THE INPUT Block Start
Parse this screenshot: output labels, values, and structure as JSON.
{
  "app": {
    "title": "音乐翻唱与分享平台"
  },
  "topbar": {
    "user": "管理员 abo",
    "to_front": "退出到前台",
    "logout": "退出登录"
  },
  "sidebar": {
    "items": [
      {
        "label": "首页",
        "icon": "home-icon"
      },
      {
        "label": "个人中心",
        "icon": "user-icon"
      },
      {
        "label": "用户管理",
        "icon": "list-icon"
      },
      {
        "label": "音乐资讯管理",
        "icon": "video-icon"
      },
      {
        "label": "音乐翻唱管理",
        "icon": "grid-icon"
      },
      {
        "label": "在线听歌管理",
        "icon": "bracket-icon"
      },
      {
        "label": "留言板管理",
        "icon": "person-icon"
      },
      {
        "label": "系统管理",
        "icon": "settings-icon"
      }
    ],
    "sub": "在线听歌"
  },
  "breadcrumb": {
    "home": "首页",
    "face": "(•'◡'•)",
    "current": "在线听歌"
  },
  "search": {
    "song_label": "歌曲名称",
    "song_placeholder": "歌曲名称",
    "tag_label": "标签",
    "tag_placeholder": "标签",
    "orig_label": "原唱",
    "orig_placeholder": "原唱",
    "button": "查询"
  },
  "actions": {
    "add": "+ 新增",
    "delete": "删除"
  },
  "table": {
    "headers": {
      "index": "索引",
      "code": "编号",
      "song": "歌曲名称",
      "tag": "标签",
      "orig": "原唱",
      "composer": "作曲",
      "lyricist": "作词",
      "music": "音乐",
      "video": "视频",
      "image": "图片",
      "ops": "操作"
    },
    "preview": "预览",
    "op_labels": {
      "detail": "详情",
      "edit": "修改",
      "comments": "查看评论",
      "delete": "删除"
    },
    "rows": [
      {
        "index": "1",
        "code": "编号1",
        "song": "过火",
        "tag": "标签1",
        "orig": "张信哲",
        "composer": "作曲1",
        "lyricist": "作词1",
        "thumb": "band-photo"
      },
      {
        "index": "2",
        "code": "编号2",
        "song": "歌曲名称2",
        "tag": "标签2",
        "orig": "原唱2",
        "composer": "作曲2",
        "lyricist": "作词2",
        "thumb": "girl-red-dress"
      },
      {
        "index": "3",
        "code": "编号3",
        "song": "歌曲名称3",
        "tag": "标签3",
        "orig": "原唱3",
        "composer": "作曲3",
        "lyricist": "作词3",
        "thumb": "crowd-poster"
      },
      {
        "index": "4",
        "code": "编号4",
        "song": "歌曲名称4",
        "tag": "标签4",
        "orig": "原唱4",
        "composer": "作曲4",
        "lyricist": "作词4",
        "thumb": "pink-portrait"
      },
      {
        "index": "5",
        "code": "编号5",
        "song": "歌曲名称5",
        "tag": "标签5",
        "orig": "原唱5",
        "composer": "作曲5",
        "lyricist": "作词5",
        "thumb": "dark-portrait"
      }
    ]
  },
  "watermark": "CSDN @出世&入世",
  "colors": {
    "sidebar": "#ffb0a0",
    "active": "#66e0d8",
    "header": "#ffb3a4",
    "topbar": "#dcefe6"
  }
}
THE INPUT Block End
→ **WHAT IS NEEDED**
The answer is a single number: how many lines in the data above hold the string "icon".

→ **THE COMPLETED TASK**
8